JW: Is luck not created by the lucky?
PDJ: I think it’s true that we create our own luck, insofar as we work hard and we’re ready when opportunities present themselves. But examine any successful author story, and you’ll find an element of pure luck. Sometimes it IS who you know, but it’s not necessarily the person you’d expect.
Because I work at the library, I happen to know another woman who works at the library. She happens to work part time, and she has a second job where she happens to work with John Robinson, who writes reviews for the Maine Sunday Telegram. She offered to pass along a copy of my book for him to review, and he wrote the review you quoted earlier, and that had an enormous impact on book sales, especially because it appeared a few weeks before Christmas.
JW: God bless libraries. And librarians.
PDJ: God bless us every one. Some writers think that libraries cut down on their sales because people are borrowing your book rather than buying it, but keep in mind that libraries actually account for a lot of book sales, not only in the books they purchase, but also in the books they inspire patrons to purchase. Some patrons will buy a book rather than wait on a waiting list, and a lot of patrons will buy copies of books they like, if not for themselves then as gifts for other readers. Not only that, but librarians are readers themselves, and they’re networked like you wouldn’t believe.
It behoves us, as writers, to be generous to libraries, and to treat librarians with the respect they so richly deserve.
JW: Given that you deal with readers in your work, what is your sense of the state of the publishing industry?
PJD: It seems to me that the publishing industry is always looking backwards at the last thing that sold. The reason you hear of so many “surprise” bestsellers is because the industry is always looking in the wrong place for what readers want.
The most consistent advice I’ve received from people in the industry is to choose a genre and write for it, because agents can’t sell your work and editors can’t buy it unless it comes prefabricated for the marketing department. You and I both know that there’s a lot of great writing out there that isn’t being published because the industry doesn’t want to take a chance on something unfamiliar.
But the readers I know don’t want to read the same book over and over. They want something original, something that’s well written, something that expands their experience.
JW: Would you recommend peer review sites to aspirant writers?

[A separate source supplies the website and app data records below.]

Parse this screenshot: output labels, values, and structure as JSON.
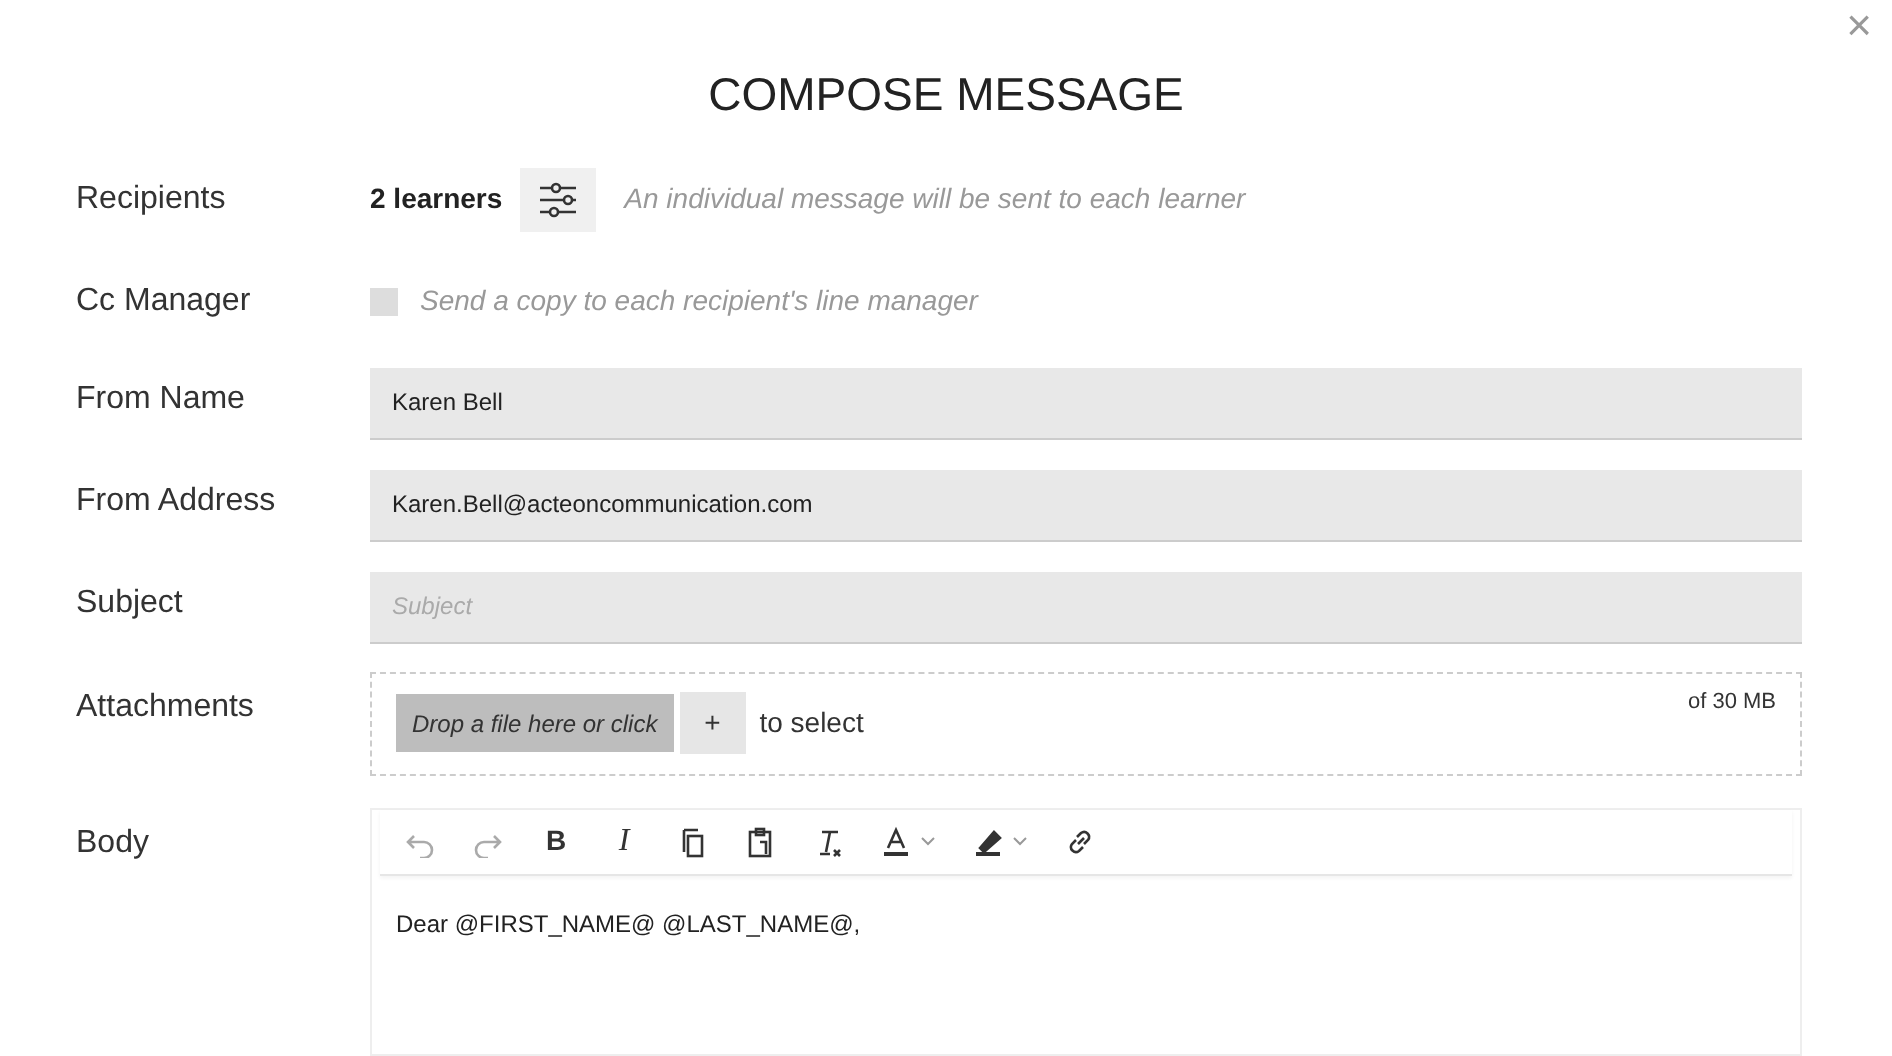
{
  "close": "×",
  "title": "COMPOSE MESSAGE",
  "recipients": {
    "label": "Recipients",
    "count": "2 learners",
    "note": "An individual message will be sent to each learner"
  },
  "cc_manager": {
    "label": "Cc Manager",
    "checked": false,
    "text": "Send a copy to each recipient's line manager"
  },
  "from_name": {
    "label": "From Name",
    "value": "Karen Bell"
  },
  "from_address": {
    "label": "From Address",
    "value": "Karen.Bell@acteoncommunication.com"
  },
  "subject": {
    "label": "Subject",
    "placeholder": "Subject"
  },
  "attachments": {
    "label": "Attachments",
    "drop": "Drop a file here or click",
    "plus": "+",
    "select": "to select",
    "limit": "of 30 MB"
  },
  "body": {
    "label": "Body",
    "toolbar": [
      {
        "kind": "undo",
        "disabled": true
      },
      {
        "kind": "redo",
        "disabled": true
      },
      {
        "kind": "bold",
        "text": "B",
        "disabled": false
      },
      {
        "kind": "italic",
        "text": "I",
        "disabled": false
      },
      {
        "kind": "copy",
        "disabled": false
      },
      {
        "kind": "paste",
        "disabled": false
      },
      {
        "kind": "clear-format",
        "disabled": false
      },
      {
        "kind": "text-color",
        "disabled": false
      },
      {
        "kind": "highlight",
        "disabled": false
      },
      {
        "kind": "link",
        "disabled": false
      }
    ],
    "text": "Dear @FIRST_NAME@ @LAST_NAME@,"
  }
}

PJD: I would recommend YWO to anyone who writes fiction. You learn a lot from other people’s mistakes, and you learn new tricks from writers who are better than you. The site encompasses a wide range of writers, experienced and otherwise. I hear complaints that some people review as readers rather than as writers, but there’s value in that, too, because ultimately your goal is to put your work in the hands of the reading public, and you might as well start learning how to handle their responses.
One of the most valuable things we can learn as writers is that you can’t please everyone, and an online group has the advantage of allowing you time to absorb the criticism before you respond to it.
JW: Can we just come back for a moment to this channelling thing?
PJD: Yeah, sorry about that. It must have been disappointing to get me into the Shed and discover that I wasn’t really Sophie after all.
JW: I’m afraid I’m in two minds on that one. I’ve still got a suspicion you might be.
PJD: I often find writing to be a Zen thing, something you get lost in, something that dissolves your ego and engages you completely, but with Sophie it sometimes goes a step further. Almost like Voodoo, in that you not only empty yourself but you actually clear out to make room for someone else to take over.
JW: Verging on spooky.
Bufflehead Sisters is a available through Amazon. You can get a taste of where DeLois is going with Sophie (or where Sophie is going with DeLois) at StoryGlossia. DeLois and Whyle are founder members of The BookShed, a peer review and networking site which welcomes damn good writers, published or not.